Great post! Wonderful encouragement. I love the idea of writing back (but not sending) a response to agents... it suggests that this really *is* a conversation, that there really is power on both sides, that this really is about finding a good match. If I have a voice in the process, too, then I'm not just passively sitting back feeling sorry for myself with each rejection. As always, thanks for the good encouragement, Kathryn. I'm loving Tender Graces, by the way. It is so rich & deep & lovely.

Angie Ledbetter said...

Love it, friend! So so glad you are with BelleBooks. They're as awesome as you are.

Posting linky love at my blawg. :)
xxo

~JarieLyn~ said...

Wow, this post is a real eye-opener. What a great rejection letter. I'm so glad you shared it with us because it is very helpful and encouraging. I loved your responses too. I picture you saying it with a heavy southern drawl which is my very favortie kind of accent.

Doreen said...

well, I loved it! constructive feedback is good, as long as we can move on with it.

T. Anne said...

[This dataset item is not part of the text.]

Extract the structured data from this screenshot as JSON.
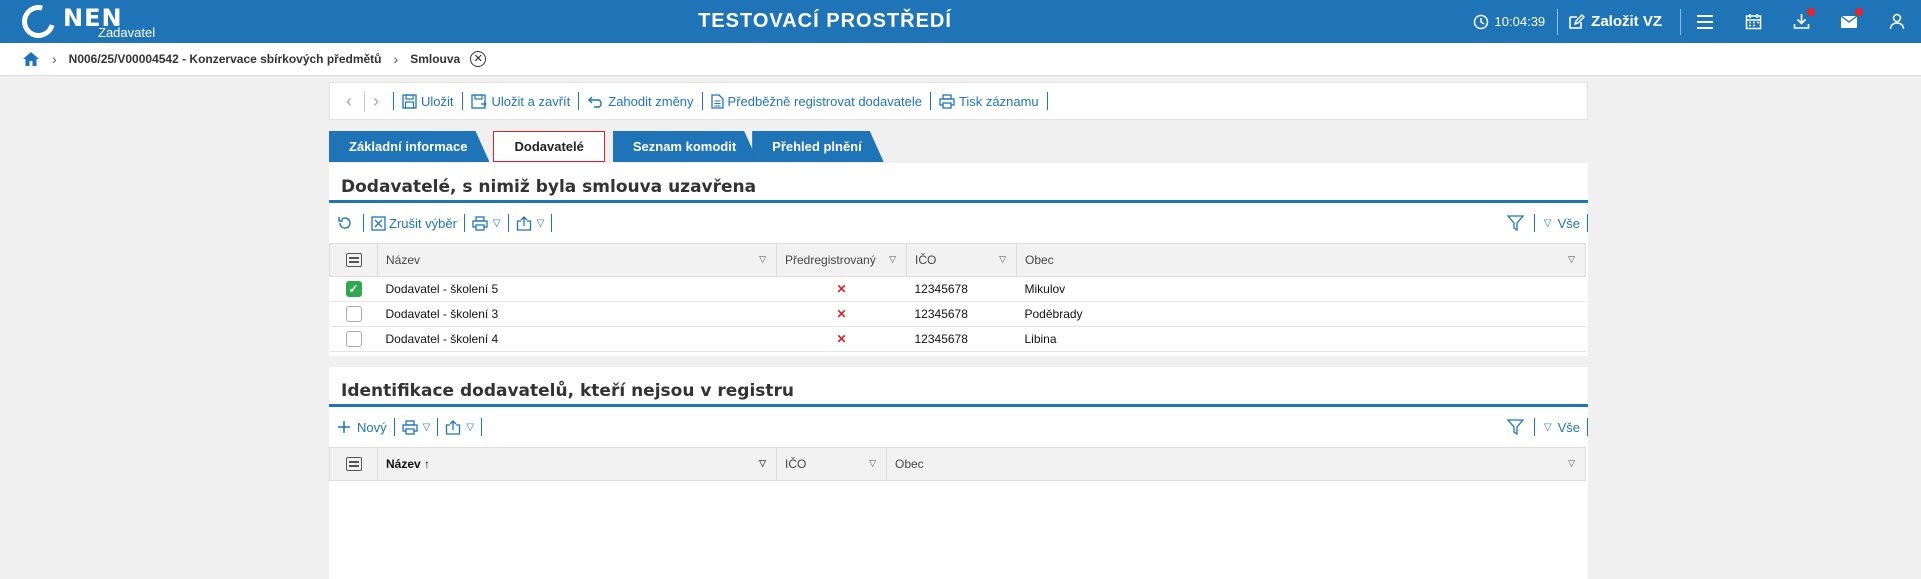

What a GREAT attitude you have! I loved your (blue) responses at her insight. I think if more people look at rejection in the manner in which you did, there would be a lot less bruised egos. In fact I hope to one day share at least one of my many rejection letters that were personal on some level. I really did learn through those as well. Again, thank you for sharing! It's great to see someone as successful as yourself in the same trenches as so many other writers. I like you even more.

Rachel Cotterill said...

Aww, that's a really lovely rejection letter. I'm studying for my PhD and when I got my first conference submission rejected, I was cut up for a while, but the feedback was SO helpful in getting my act together and writing a much better paper the next year.

Lynda Young said...

I'd be elated if I got a rejection as detailed as that. Usually it's the old one-liner rejection letter. Congrats on your success! :)

Jessica Nelson said...

Wonderful post and I loved your blue comments ;-) More of us writers need to have such a good attitude!

Texas Playwright Chick said...

It's great that you were able to see the 'critique' in there! Lucky it wasn't a form letter since she gave you a hint. I totally agree that you need an agent/publisher, etc., that is passionate about your work!! Words of wisdome!

Debra said...

Strickly from a readers point of view, I'm certainly happy you never gave up!

A Cuban In London said...

Well, this is a great post, even if it deals with a sad, and dare I say, unnerving subject. What called my attention the most was how your book was called 'the project'. I'm a project manager for Chrissakes! Project is what we call a scheme, an initiative, not a book! Well, you proved them wrong. Good on you. Keep up the good work.

Greetings from London.

Hilary Melton-Butcher said...

Hi Kathryn .. love how feisty your replies are .. or would have been - & delighted you've published so many.

Keep on going .. for all its worth .. cheers HIlary

Gaston Studio said...

Love your comments to the points in the letter Kat and am so glad you went elsewhere and found exactly what you were seeking.

MT said...

I really liked this post. Thanks for letting us take a look at this very personal experience. :)